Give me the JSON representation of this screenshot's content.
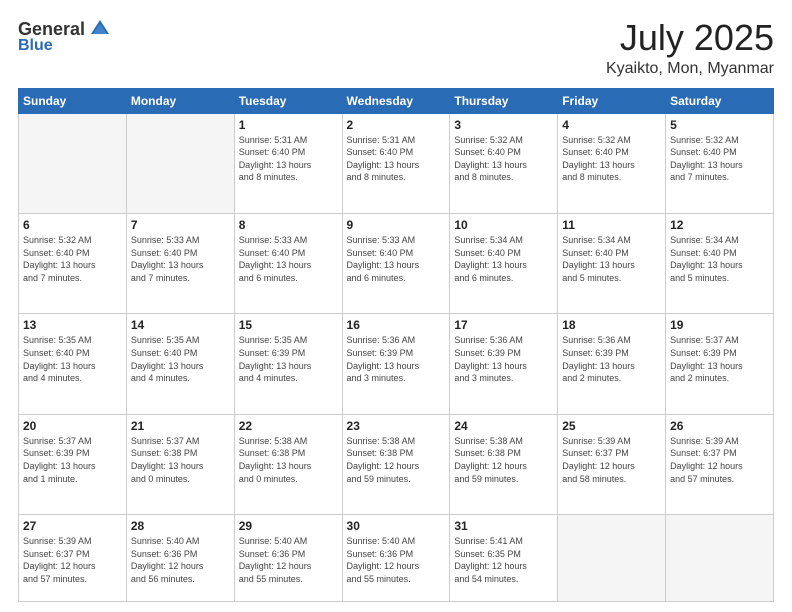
{
  "logo": {
    "general": "General",
    "blue": "Blue",
    "icon": "▶"
  },
  "title": {
    "month_year": "July 2025",
    "location": "Kyaikto, Mon, Myanmar"
  },
  "weekdays": [
    "Sunday",
    "Monday",
    "Tuesday",
    "Wednesday",
    "Thursday",
    "Friday",
    "Saturday"
  ],
  "weeks": [
    [
      {
        "day": "",
        "info": ""
      },
      {
        "day": "",
        "info": ""
      },
      {
        "day": "1",
        "info": "Sunrise: 5:31 AM\nSunset: 6:40 PM\nDaylight: 13 hours\nand 8 minutes."
      },
      {
        "day": "2",
        "info": "Sunrise: 5:31 AM\nSunset: 6:40 PM\nDaylight: 13 hours\nand 8 minutes."
      },
      {
        "day": "3",
        "info": "Sunrise: 5:32 AM\nSunset: 6:40 PM\nDaylight: 13 hours\nand 8 minutes."
      },
      {
        "day": "4",
        "info": "Sunrise: 5:32 AM\nSunset: 6:40 PM\nDaylight: 13 hours\nand 8 minutes."
      },
      {
        "day": "5",
        "info": "Sunrise: 5:32 AM\nSunset: 6:40 PM\nDaylight: 13 hours\nand 7 minutes."
      }
    ],
    [
      {
        "day": "6",
        "info": "Sunrise: 5:32 AM\nSunset: 6:40 PM\nDaylight: 13 hours\nand 7 minutes."
      },
      {
        "day": "7",
        "info": "Sunrise: 5:33 AM\nSunset: 6:40 PM\nDaylight: 13 hours\nand 7 minutes."
      },
      {
        "day": "8",
        "info": "Sunrise: 5:33 AM\nSunset: 6:40 PM\nDaylight: 13 hours\nand 6 minutes."
      },
      {
        "day": "9",
        "info": "Sunrise: 5:33 AM\nSunset: 6:40 PM\nDaylight: 13 hours\nand 6 minutes."
      },
      {
        "day": "10",
        "info": "Sunrise: 5:34 AM\nSunset: 6:40 PM\nDaylight: 13 hours\nand 6 minutes."
      },
      {
        "day": "11",
        "info": "Sunrise: 5:34 AM\nSunset: 6:40 PM\nDaylight: 13 hours\nand 5 minutes."
      },
      {
        "day": "12",
        "info": "Sunrise: 5:34 AM\nSunset: 6:40 PM\nDaylight: 13 hours\nand 5 minutes."
      }
    ],
    [
      {
        "day": "13",
        "info": "Sunrise: 5:35 AM\nSunset: 6:40 PM\nDaylight: 13 hours\nand 4 minutes."
      },
      {
        "day": "14",
        "info": "Sunrise: 5:35 AM\nSunset: 6:40 PM\nDaylight: 13 hours\nand 4 minutes."
      },
      {
        "day": "15",
        "info": "Sunrise: 5:35 AM\nSunset: 6:39 PM\nDaylight: 13 hours\nand 4 minutes."
      },
      {
        "day": "16",
        "info": "Sunrise: 5:36 AM\nSunset: 6:39 PM\nDaylight: 13 hours\nand 3 minutes."
      },
      {
        "day": "17",
        "info": "Sunrise: 5:36 AM\nSunset: 6:39 PM\nDaylight: 13 hours\nand 3 minutes."
      },
      {
        "day": "18",
        "info": "Sunrise: 5:36 AM\nSunset: 6:39 PM\nDaylight: 13 hours\nand 2 minutes."
      },
      {
        "day": "19",
        "info": "Sunrise: 5:37 AM\nSunset: 6:39 PM\nDaylight: 13 hours\nand 2 minutes."
      }
    ],
    [
      {
        "day": "20",
        "info": "Sunrise: 5:37 AM\nSunset: 6:39 PM\nDaylight: 13 hours\nand 1 minute."
      },
      {
        "day": "21",
        "info": "Sunrise: 5:37 AM\nSunset: 6:38 PM\nDaylight: 13 hours\nand 0 minutes."
      },
      {
        "day": "22",
        "info": "Sunrise: 5:38 AM\nSunset: 6:38 PM\nDaylight: 13 hours\nand 0 minutes."
      },
      {
        "day": "23",
        "info": "Sunrise: 5:38 AM\nSunset: 6:38 PM\nDaylight: 12 hours\nand 59 minutes."
      },
      {
        "day": "24",
        "info": "Sunrise: 5:38 AM\nSunset: 6:38 PM\nDaylight: 12 hours\nand 59 minutes."
      },
      {
        "day": "25",
        "info": "Sunrise: 5:39 AM\nSunset: 6:37 PM\nDaylight: 12 hours\nand 58 minutes."
      },
      {
        "day": "26",
        "info": "Sunrise: 5:39 AM\nSunset: 6:37 PM\nDaylight: 12 hours\nand 57 minutes."
      }
    ],
    [
      {
        "day": "27",
        "info": "Sunrise: 5:39 AM\nSunset: 6:37 PM\nDaylight: 12 hours\nand 57 minutes."
      },
      {
        "day": "28",
        "info": "Sunrise: 5:40 AM\nSunset: 6:36 PM\nDaylight: 12 hours\nand 56 minutes."
      },
      {
        "day": "29",
        "info": "Sunrise: 5:40 AM\nSunset: 6:36 PM\nDaylight: 12 hours\nand 55 minutes."
      },
      {
        "day": "30",
        "info": "Sunrise: 5:40 AM\nSunset: 6:36 PM\nDaylight: 12 hours\nand 55 minutes."
      },
      {
        "day": "31",
        "info": "Sunrise: 5:41 AM\nSunset: 6:35 PM\nDaylight: 12 hours\nand 54 minutes."
      },
      {
        "day": "",
        "info": ""
      },
      {
        "day": "",
        "info": ""
      }
    ]
  ]
}
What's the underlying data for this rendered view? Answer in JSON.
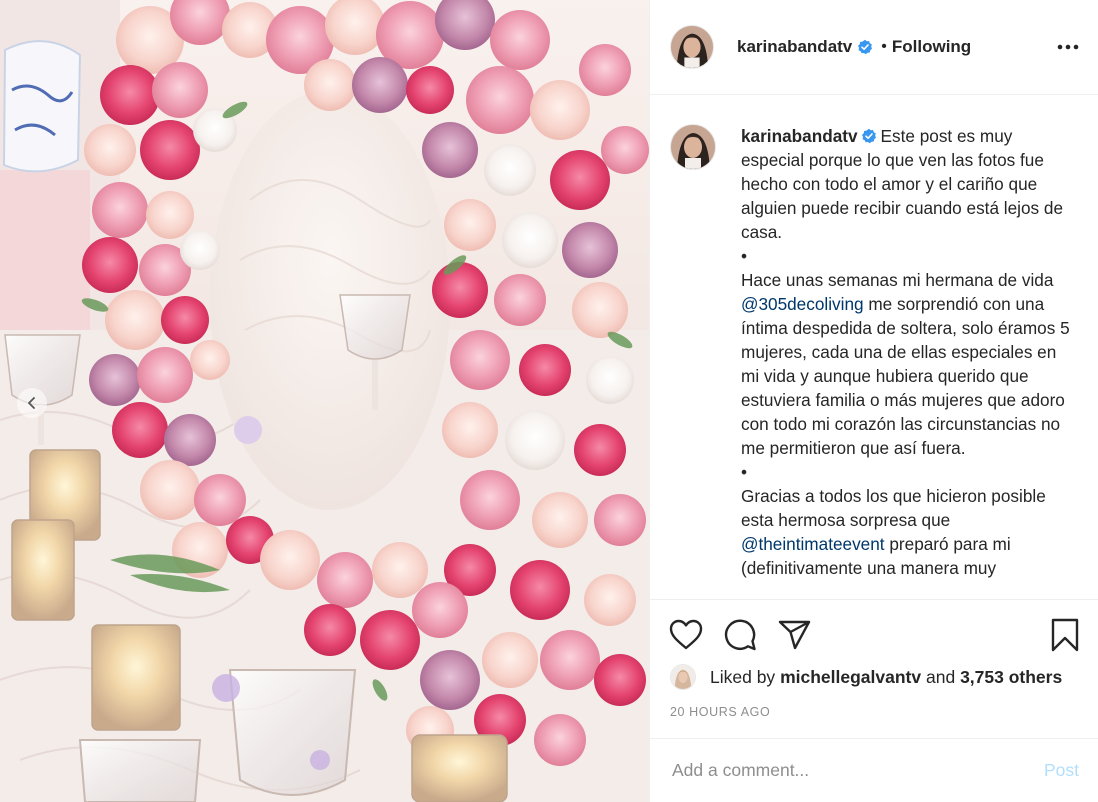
{
  "post": {
    "image_alt": "Floral arch of pink and white roses on a decorated table",
    "carousel_prev_icon": "chevron-left-icon"
  },
  "header": {
    "username": "karinabandatv",
    "verified_icon": "verified-badge-icon",
    "separator": "•",
    "following_label": "Following",
    "more_icon": "more-options-icon"
  },
  "caption": {
    "username": "karinabandatv",
    "text_1": "Este post es muy especial porque lo que ven las fotos fue hecho con todo el amor y el cariño que alguien puede recibir cuando está lejos de casa.",
    "bullet_1": "•",
    "text_2_before": "Hace unas semanas mi hermana de vida ",
    "mention_1": "@305decoliving",
    "text_2_after": " me sorprendió con una íntima despedida de soltera, solo éramos 5 mujeres, cada una de ellas especiales en mi vida y aunque hubiera querido que estuviera familia o más mujeres que adoro con todo mi corazón las circunstancias no me permitieron que así fuera.",
    "bullet_2": "•",
    "text_3_before": "Gracias a todos los que hicieron posible esta hermosa sorpresa que ",
    "mention_2": "@theintimateevent",
    "text_3_after": " preparó para mi (definitivamente una manera muy"
  },
  "actions": {
    "like_icon": "heart-icon",
    "comment_icon": "comment-icon",
    "share_icon": "share-icon",
    "save_icon": "bookmark-icon"
  },
  "likes": {
    "prefix": "Liked by ",
    "user": "michellegalvantv",
    "middle": " and ",
    "others": "3,753 others"
  },
  "timestamp": "20 HOURS AGO",
  "comment": {
    "placeholder": "Add a comment...",
    "post_label": "Post"
  },
  "colors": {
    "text": "#262626",
    "secondary": "#8e8e8e",
    "mention": "#00376b",
    "verified": "#3897f0",
    "post_disabled": "#b2dffc",
    "border": "#efefef"
  }
}
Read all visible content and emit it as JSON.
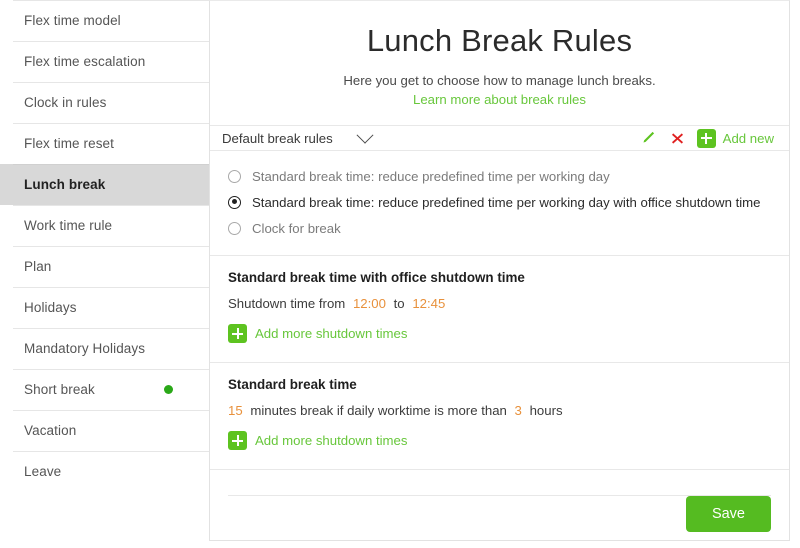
{
  "sidebar": {
    "items": [
      {
        "label": "Flex time model",
        "active": false,
        "dot": false
      },
      {
        "label": "Flex time escalation",
        "active": false,
        "dot": false
      },
      {
        "label": "Clock in rules",
        "active": false,
        "dot": false
      },
      {
        "label": "Flex time reset",
        "active": false,
        "dot": false
      },
      {
        "label": "Lunch break",
        "active": true,
        "dot": false
      },
      {
        "label": "Work time rule",
        "active": false,
        "dot": false
      },
      {
        "label": "Plan",
        "active": false,
        "dot": false
      },
      {
        "label": "Holidays",
        "active": false,
        "dot": false
      },
      {
        "label": "Mandatory Holidays",
        "active": false,
        "dot": false
      },
      {
        "label": "Short break",
        "active": false,
        "dot": true
      },
      {
        "label": "Vacation",
        "active": false,
        "dot": false
      },
      {
        "label": "Leave",
        "active": false,
        "dot": false
      }
    ]
  },
  "header": {
    "title": "Lunch Break Rules",
    "subtitle": "Here you get to choose how to manage lunch breaks.",
    "link_text": "Learn more about break rules"
  },
  "selector": {
    "value": "Default break rules",
    "chevron_icon": "chevron-down-icon",
    "edit_icon": "pencil-icon",
    "delete_icon": "close-x-icon",
    "add_icon": "plus-icon",
    "add_label": "Add new"
  },
  "radio_group": {
    "options": [
      {
        "label": "Standard break time: reduce predefined time per working day",
        "selected": false
      },
      {
        "label": "Standard break time: reduce predefined time per working day with office shutdown time",
        "selected": true
      },
      {
        "label": "Clock for break",
        "selected": false
      }
    ]
  },
  "shutdown_section": {
    "title": "Standard break time with office shutdown time",
    "line_prefix": "Shutdown time from",
    "from_value": "12:00",
    "line_middle": "to",
    "to_value": "12:45",
    "add_label": "Add more shutdown times",
    "add_icon": "plus-icon"
  },
  "standard_section": {
    "title": "Standard break time",
    "minutes_value": "15",
    "line_middle": "minutes break if daily worktime is more than",
    "hours_value": "3",
    "line_suffix": "hours",
    "add_label": "Add more shutdown times",
    "add_icon": "plus-icon"
  },
  "footer": {
    "save_label": "Save"
  },
  "colors": {
    "green_accent": "#68c73c",
    "green_button": "#55bb21",
    "green_box": "#5dc320",
    "orange_value": "#e8913c",
    "red_delete": "#e02020",
    "status_dot": "#2aa818",
    "active_row": "#d8d8d8"
  }
}
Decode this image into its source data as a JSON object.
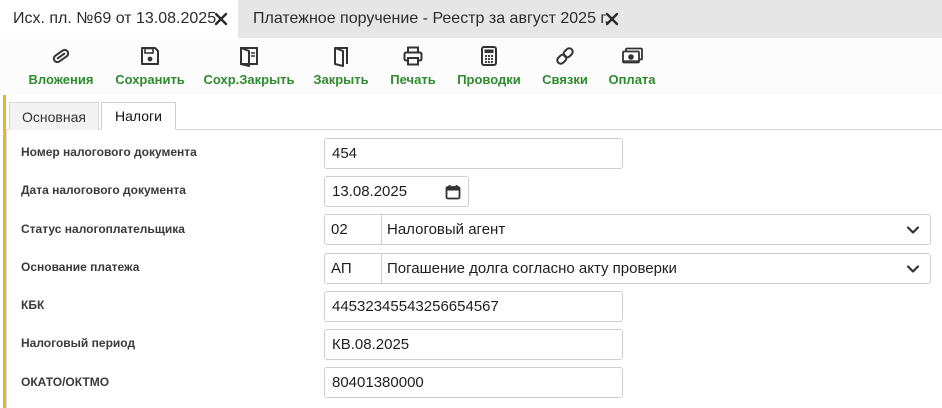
{
  "tabs": [
    {
      "label": "Исх. пл. №69 от 13.08.2025",
      "active": true
    },
    {
      "label": "Платежное поручение - Реестр за август 2025 г.",
      "active": false
    }
  ],
  "toolbar": {
    "attachments": "Вложения",
    "save": "Сохранить",
    "save_close": "Сохр.Закрыть",
    "close": "Закрыть",
    "print": "Печать",
    "postings": "Проводки",
    "links": "Связки",
    "payment": "Оплата"
  },
  "inner_tabs": [
    {
      "label": "Основная",
      "active": false
    },
    {
      "label": "Налоги",
      "active": true
    }
  ],
  "form": {
    "tax_doc_number": {
      "label": "Номер налогового документа",
      "value": "454"
    },
    "tax_doc_date": {
      "label": "Дата налогового документа",
      "value": "13.08.2025"
    },
    "taxpayer_status": {
      "label": "Статус налогоплательщика",
      "code": "02",
      "value": "Налоговый агент"
    },
    "payment_basis": {
      "label": "Основание платежа",
      "code": "АП",
      "value": "Погашение долга согласно акту проверки"
    },
    "kbk": {
      "label": "КБК",
      "value": "44532345543256654567"
    },
    "tax_period": {
      "label": "Налоговый период",
      "value": "КВ.08.2025"
    },
    "okato": {
      "label": "ОКАТО/ОКТМО",
      "value": "80401380000"
    }
  },
  "colors": {
    "toolbar_label": "#2e8b2e",
    "accent_bar": "#e9b429",
    "tabbar_bg": "#e6e6e6"
  }
}
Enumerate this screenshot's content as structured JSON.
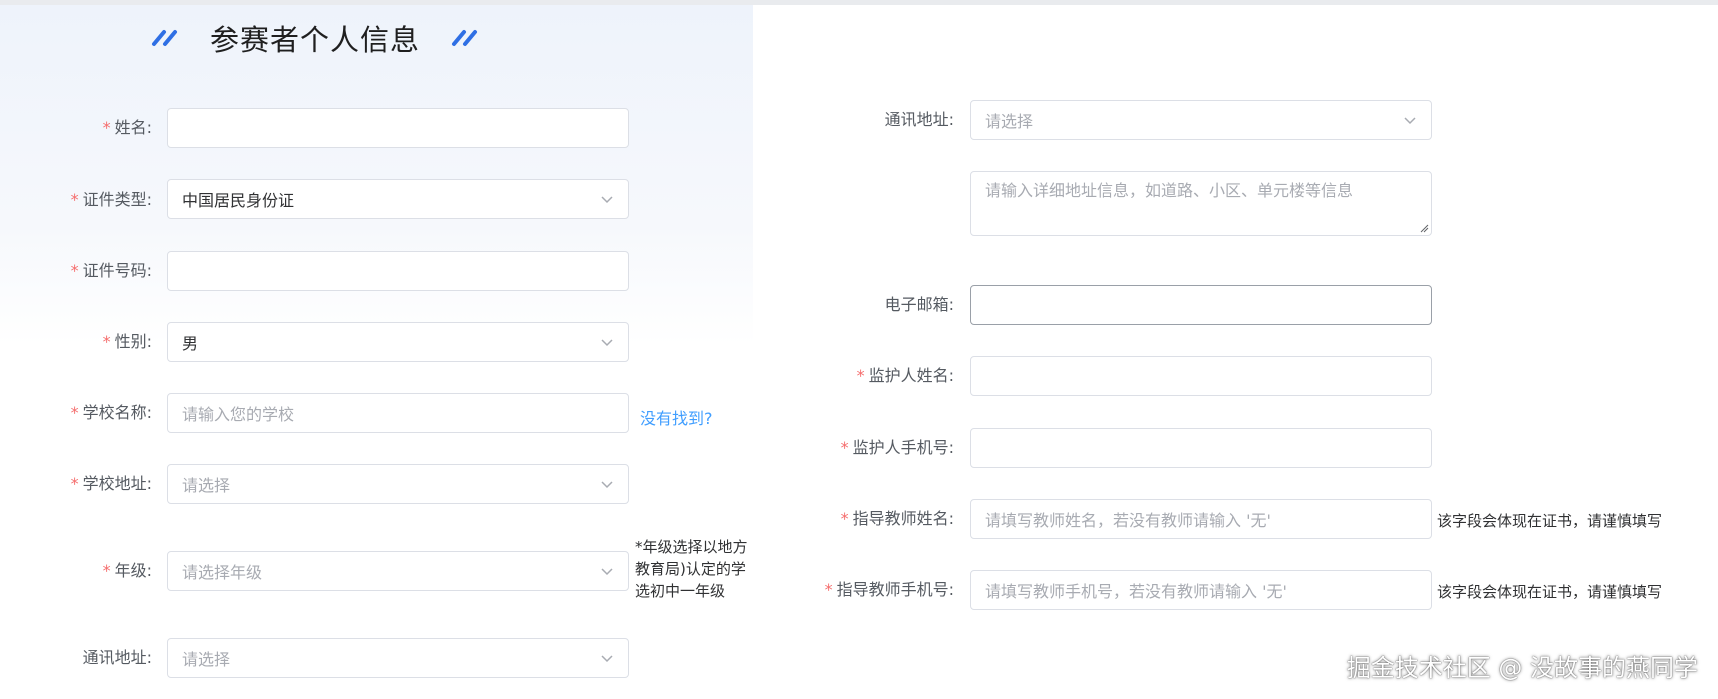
{
  "form": {
    "title": "参赛者个人信息",
    "required_mark": "*",
    "left": {
      "name": {
        "label": "姓名:",
        "value": ""
      },
      "id_type": {
        "label": "证件类型:",
        "value": "中国居民身份证"
      },
      "id_number": {
        "label": "证件号码:",
        "value": ""
      },
      "gender": {
        "label": "性别:",
        "value": "男"
      },
      "school_name": {
        "label": "学校名称:",
        "placeholder": "请输入您的学校",
        "not_found_link": "没有找到?"
      },
      "school_address": {
        "label": "学校地址:",
        "placeholder": "请选择"
      },
      "grade": {
        "label": "年级:",
        "placeholder": "请选择年级",
        "note_lines": [
          "*年级选择以地方",
          "教育局)认定的学",
          "选初中一年级"
        ]
      },
      "mailing_address": {
        "label": "通讯地址:",
        "placeholder": "请选择"
      }
    },
    "right": {
      "mailing_address": {
        "label": "通讯地址:",
        "placeholder": "请选择"
      },
      "address_detail": {
        "placeholder": "请输入详细地址信息，如道路、小区、单元楼等信息"
      },
      "email": {
        "label": "电子邮箱:",
        "value": ""
      },
      "guardian_name": {
        "label": "监护人姓名:",
        "value": ""
      },
      "guardian_phone": {
        "label": "监护人手机号:",
        "value": ""
      },
      "teacher_name": {
        "label": "指导教师姓名:",
        "placeholder": "请填写教师姓名，若没有教师请输入 '无'",
        "hint": "该字段会体现在证书，请谨慎填写"
      },
      "teacher_phone": {
        "label": "指导教师手机号:",
        "placeholder": "请填写教师手机号，若没有教师请输入 '无'",
        "hint": "该字段会体现在证书，请谨慎填写"
      }
    }
  },
  "watermark": "掘金技术社区 @ 没故事的燕同学",
  "icons": {
    "title_decoration": "double-slash-icon",
    "select_caret": "chevron-down-icon",
    "textarea_resize": "resize-handle-icon"
  },
  "colors": {
    "accent": "#2f6fe4",
    "required": "#f56c6c",
    "link": "#409eff",
    "placeholder": "#a8abb2",
    "border": "#dcdfe6"
  }
}
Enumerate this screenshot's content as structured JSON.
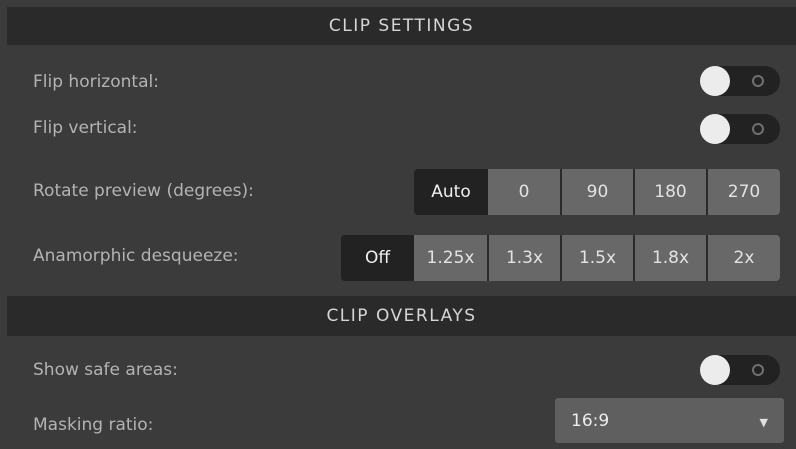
{
  "clip_settings": {
    "header": "CLIP SETTINGS",
    "flip_horizontal": {
      "label": "Flip horizontal:",
      "enabled": false
    },
    "flip_vertical": {
      "label": "Flip vertical:",
      "enabled": false
    },
    "rotate_preview": {
      "label": "Rotate preview (degrees):",
      "options": [
        "Auto",
        "0",
        "90",
        "180",
        "270"
      ],
      "selected": "Auto"
    },
    "anamorphic_desqueeze": {
      "label": "Anamorphic desqueeze:",
      "options": [
        "Off",
        "1.25x",
        "1.3x",
        "1.5x",
        "1.8x",
        "2x"
      ],
      "selected": "Off"
    }
  },
  "clip_overlays": {
    "header": "CLIP OVERLAYS",
    "show_safe_areas": {
      "label": "Show safe areas:",
      "enabled": false
    },
    "masking_ratio": {
      "label": "Masking ratio:",
      "value": "16:9",
      "caret_icon": "chevron-down-icon"
    }
  },
  "colors": {
    "background": "#3b3b3b",
    "header_background": "#2a2a2a",
    "segment_selected": "#222222",
    "segment_unselected": "#686868",
    "toggle_track": "#222222",
    "toggle_knob": "#ececec"
  }
}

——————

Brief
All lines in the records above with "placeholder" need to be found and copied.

Response to this exercise
    "placeholder": "Add a comment...",
        "placeholder": "请输入您的学校",
        "placeholder": "请选择"
        "placeholder": "请选择年级",
        "placeholder": "请选择"
        "placeholder": "请选择"
        "placeholder": "请输入详细地址信息，如道路、小区、单元楼等信息"
        "placeholder": "请填写教师姓名，若没有教师请输入 '无'",
        "placeholder": "请填写教师手机号，若没有教师请输入 '无'",
    "placeholder": "#a8abb2",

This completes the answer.